_Exercise_
What is needed is each line of the data below that holds the string "JSON".
--- Task input Enclosed Below ---
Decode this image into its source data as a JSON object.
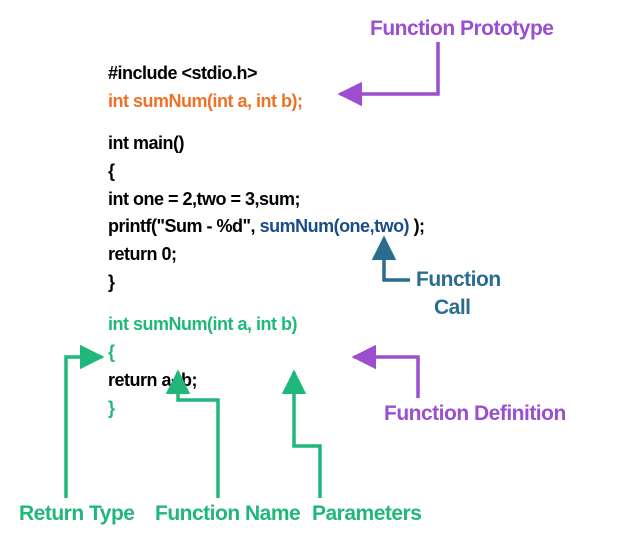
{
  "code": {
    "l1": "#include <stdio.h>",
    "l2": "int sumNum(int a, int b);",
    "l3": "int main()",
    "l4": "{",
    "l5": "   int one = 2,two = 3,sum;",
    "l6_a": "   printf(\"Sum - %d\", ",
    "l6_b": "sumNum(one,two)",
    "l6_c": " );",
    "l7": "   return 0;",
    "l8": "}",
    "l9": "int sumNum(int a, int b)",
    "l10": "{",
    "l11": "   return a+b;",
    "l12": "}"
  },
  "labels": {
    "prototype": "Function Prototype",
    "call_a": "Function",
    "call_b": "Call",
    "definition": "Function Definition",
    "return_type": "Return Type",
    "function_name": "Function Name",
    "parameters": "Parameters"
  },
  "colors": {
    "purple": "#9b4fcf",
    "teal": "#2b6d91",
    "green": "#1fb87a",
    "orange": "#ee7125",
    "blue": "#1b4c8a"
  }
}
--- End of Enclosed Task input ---
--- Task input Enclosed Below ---
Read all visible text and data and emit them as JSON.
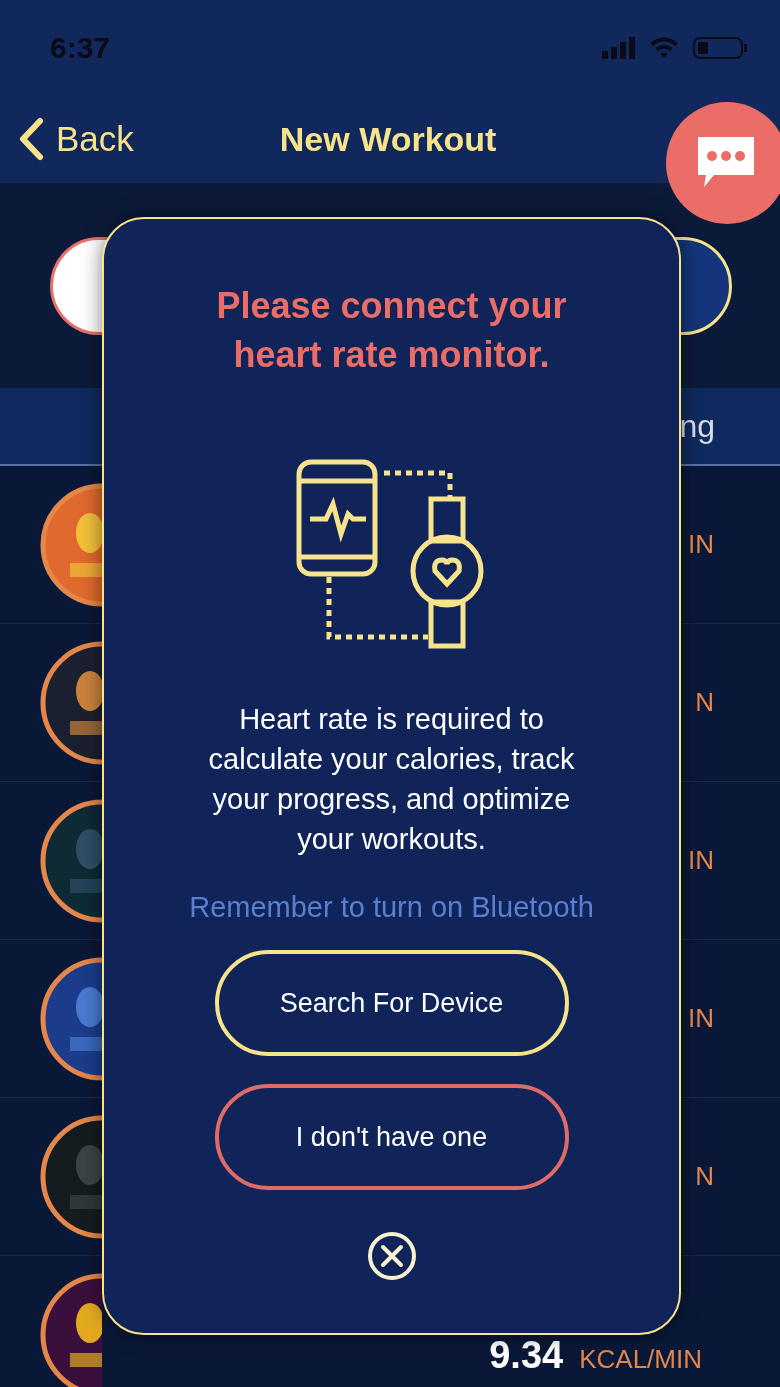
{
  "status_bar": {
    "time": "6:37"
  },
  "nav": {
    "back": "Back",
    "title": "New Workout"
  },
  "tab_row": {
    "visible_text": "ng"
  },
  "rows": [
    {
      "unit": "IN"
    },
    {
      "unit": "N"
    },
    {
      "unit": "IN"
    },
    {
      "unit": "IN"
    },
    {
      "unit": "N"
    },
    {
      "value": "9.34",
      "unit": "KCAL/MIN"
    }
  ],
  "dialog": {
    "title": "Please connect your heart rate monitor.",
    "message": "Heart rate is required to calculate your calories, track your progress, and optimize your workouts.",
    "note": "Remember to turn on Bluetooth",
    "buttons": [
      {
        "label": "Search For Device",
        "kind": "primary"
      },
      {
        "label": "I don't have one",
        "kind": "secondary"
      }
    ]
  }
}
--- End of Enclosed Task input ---
_Exercise solution_
Decode this image into its source data as a JSON object.
Read all visible text and data and emit them as JSON.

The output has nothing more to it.